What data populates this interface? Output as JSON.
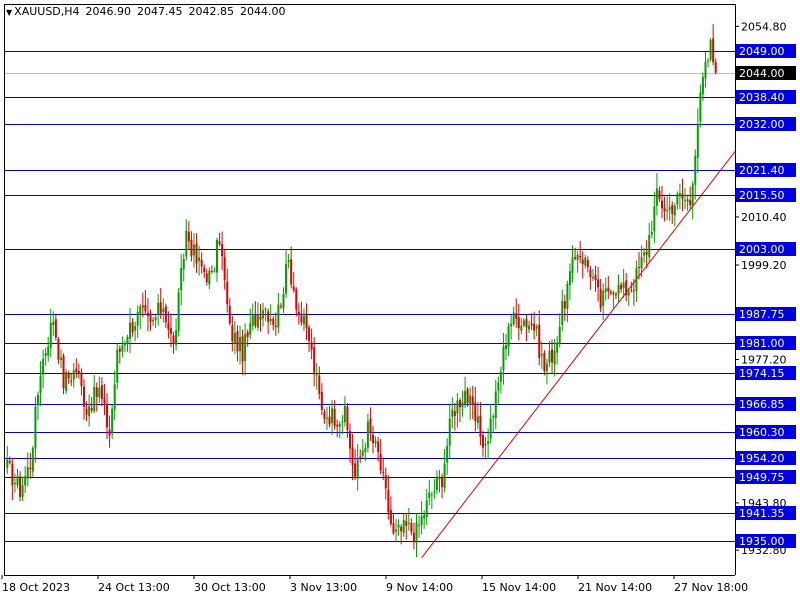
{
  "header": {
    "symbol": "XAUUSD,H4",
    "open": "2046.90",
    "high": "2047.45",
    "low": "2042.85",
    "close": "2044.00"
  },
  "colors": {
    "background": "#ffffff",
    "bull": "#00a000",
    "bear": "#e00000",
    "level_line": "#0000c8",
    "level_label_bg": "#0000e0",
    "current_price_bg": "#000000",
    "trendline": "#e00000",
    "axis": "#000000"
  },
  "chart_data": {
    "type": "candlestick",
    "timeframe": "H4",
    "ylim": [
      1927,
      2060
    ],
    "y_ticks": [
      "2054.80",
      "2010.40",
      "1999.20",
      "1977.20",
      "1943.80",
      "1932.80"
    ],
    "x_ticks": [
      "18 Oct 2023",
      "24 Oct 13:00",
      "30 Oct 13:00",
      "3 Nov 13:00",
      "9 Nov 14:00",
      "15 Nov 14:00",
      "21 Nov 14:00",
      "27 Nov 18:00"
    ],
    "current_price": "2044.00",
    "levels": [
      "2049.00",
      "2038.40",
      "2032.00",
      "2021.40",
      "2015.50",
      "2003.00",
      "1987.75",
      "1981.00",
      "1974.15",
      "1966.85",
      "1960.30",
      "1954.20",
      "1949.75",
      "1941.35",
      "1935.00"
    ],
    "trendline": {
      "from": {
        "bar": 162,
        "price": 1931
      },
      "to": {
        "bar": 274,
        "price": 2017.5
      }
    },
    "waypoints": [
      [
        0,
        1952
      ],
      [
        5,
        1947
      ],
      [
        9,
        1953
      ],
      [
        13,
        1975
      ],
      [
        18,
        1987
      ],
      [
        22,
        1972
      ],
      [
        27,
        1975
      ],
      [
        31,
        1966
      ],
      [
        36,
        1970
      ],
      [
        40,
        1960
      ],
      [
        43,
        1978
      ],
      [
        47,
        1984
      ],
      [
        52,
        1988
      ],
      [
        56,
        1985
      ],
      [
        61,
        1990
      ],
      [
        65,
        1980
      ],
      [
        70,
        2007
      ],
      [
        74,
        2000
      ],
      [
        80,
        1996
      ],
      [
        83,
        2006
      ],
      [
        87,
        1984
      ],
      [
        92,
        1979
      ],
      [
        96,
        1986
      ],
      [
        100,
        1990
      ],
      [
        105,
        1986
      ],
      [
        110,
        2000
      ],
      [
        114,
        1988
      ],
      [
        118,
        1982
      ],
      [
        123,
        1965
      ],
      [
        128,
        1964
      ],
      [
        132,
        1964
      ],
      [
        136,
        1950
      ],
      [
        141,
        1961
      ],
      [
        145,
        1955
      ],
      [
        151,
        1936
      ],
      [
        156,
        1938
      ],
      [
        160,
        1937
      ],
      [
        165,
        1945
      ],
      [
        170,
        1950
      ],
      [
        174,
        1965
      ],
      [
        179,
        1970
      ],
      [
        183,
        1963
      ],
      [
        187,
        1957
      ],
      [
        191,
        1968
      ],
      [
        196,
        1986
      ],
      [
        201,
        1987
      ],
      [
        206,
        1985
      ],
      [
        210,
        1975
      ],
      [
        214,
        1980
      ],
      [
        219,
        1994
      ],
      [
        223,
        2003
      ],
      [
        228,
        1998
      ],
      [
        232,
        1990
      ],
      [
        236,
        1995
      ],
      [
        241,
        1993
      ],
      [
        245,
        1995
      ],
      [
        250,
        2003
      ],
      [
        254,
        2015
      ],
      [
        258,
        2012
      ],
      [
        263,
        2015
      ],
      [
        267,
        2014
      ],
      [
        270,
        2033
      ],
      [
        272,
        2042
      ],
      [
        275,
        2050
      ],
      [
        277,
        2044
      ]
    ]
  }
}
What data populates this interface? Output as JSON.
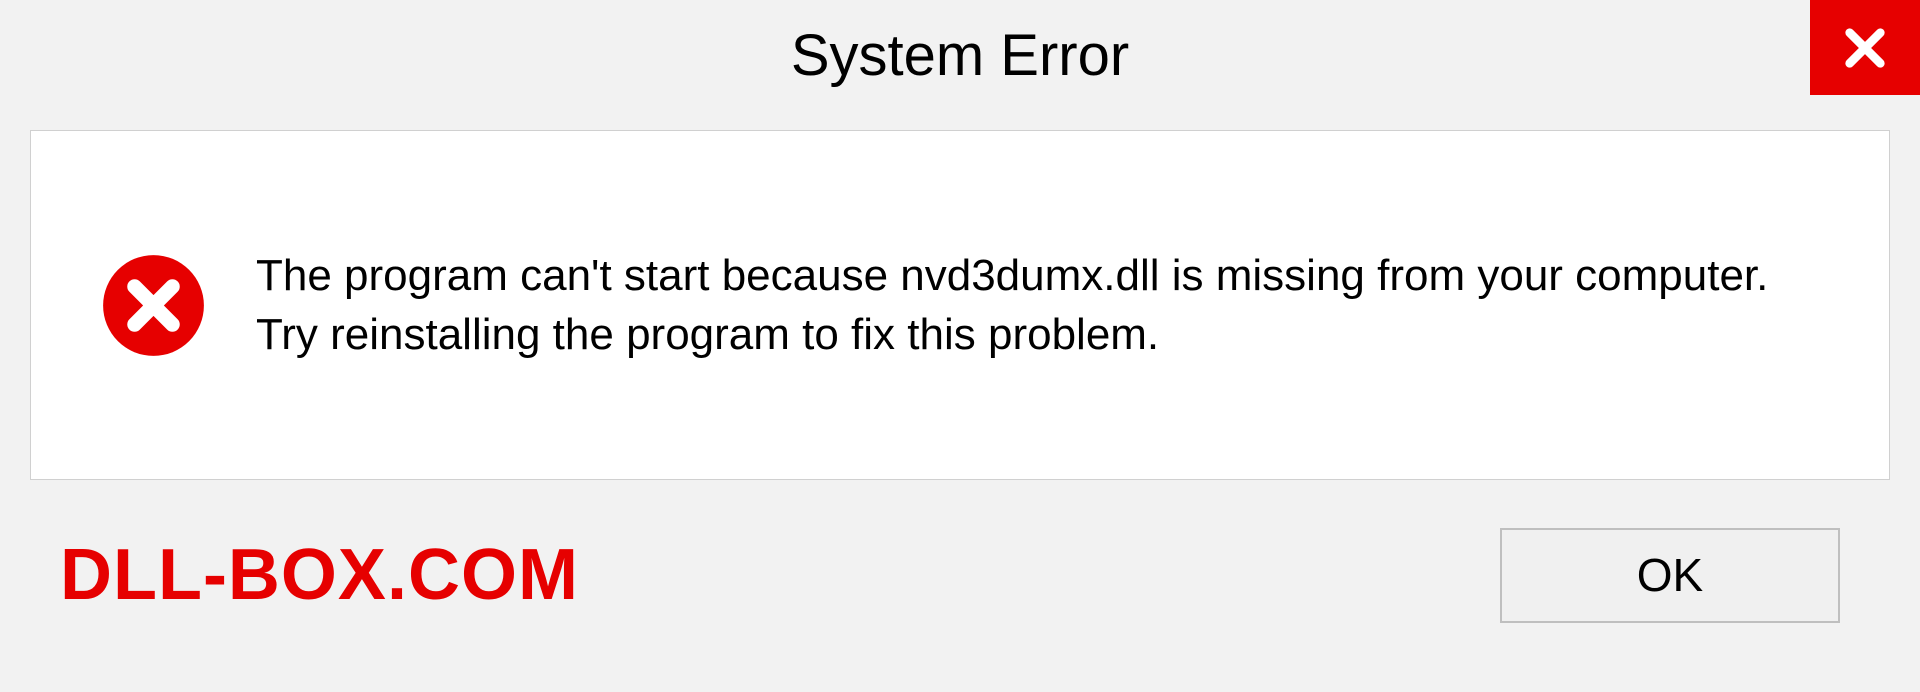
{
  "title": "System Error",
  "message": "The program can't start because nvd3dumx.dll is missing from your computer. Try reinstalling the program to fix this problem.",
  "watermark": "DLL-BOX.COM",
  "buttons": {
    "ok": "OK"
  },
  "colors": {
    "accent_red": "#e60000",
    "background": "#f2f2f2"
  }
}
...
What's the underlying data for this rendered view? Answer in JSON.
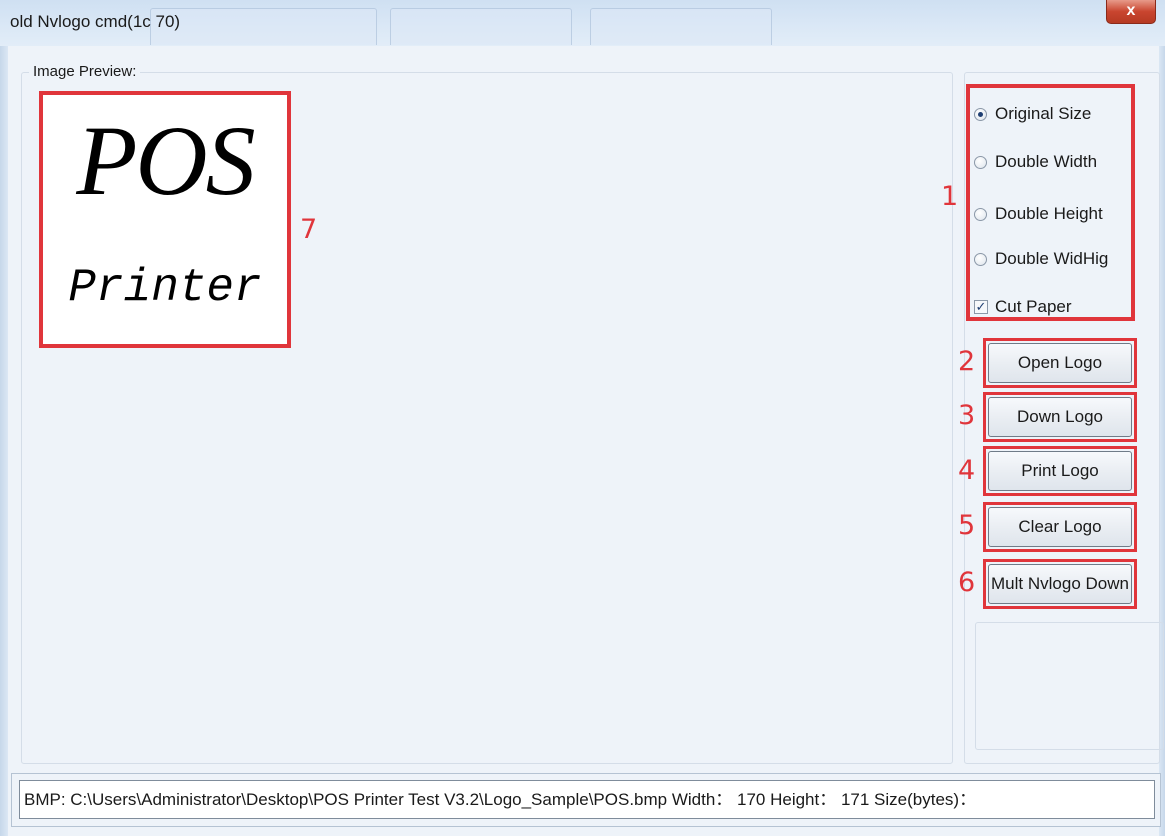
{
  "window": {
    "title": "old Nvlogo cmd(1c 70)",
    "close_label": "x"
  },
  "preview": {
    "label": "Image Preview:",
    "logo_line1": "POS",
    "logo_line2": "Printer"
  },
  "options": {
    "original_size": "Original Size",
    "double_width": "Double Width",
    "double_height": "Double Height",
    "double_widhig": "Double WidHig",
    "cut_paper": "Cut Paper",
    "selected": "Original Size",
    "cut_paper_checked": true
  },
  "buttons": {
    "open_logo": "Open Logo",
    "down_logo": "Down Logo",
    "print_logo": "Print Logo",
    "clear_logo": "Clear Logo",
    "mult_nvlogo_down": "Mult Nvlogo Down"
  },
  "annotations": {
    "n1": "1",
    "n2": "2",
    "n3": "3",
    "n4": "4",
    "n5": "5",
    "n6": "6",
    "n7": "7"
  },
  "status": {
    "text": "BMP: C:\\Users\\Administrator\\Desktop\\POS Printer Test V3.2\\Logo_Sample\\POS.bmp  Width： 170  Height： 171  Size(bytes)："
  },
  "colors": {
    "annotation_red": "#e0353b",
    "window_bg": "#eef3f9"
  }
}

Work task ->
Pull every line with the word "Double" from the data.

Task result ->
    "double_width": "Double Width",
    "double_height": "Double Height",
    "double_widhig": "Double WidHig",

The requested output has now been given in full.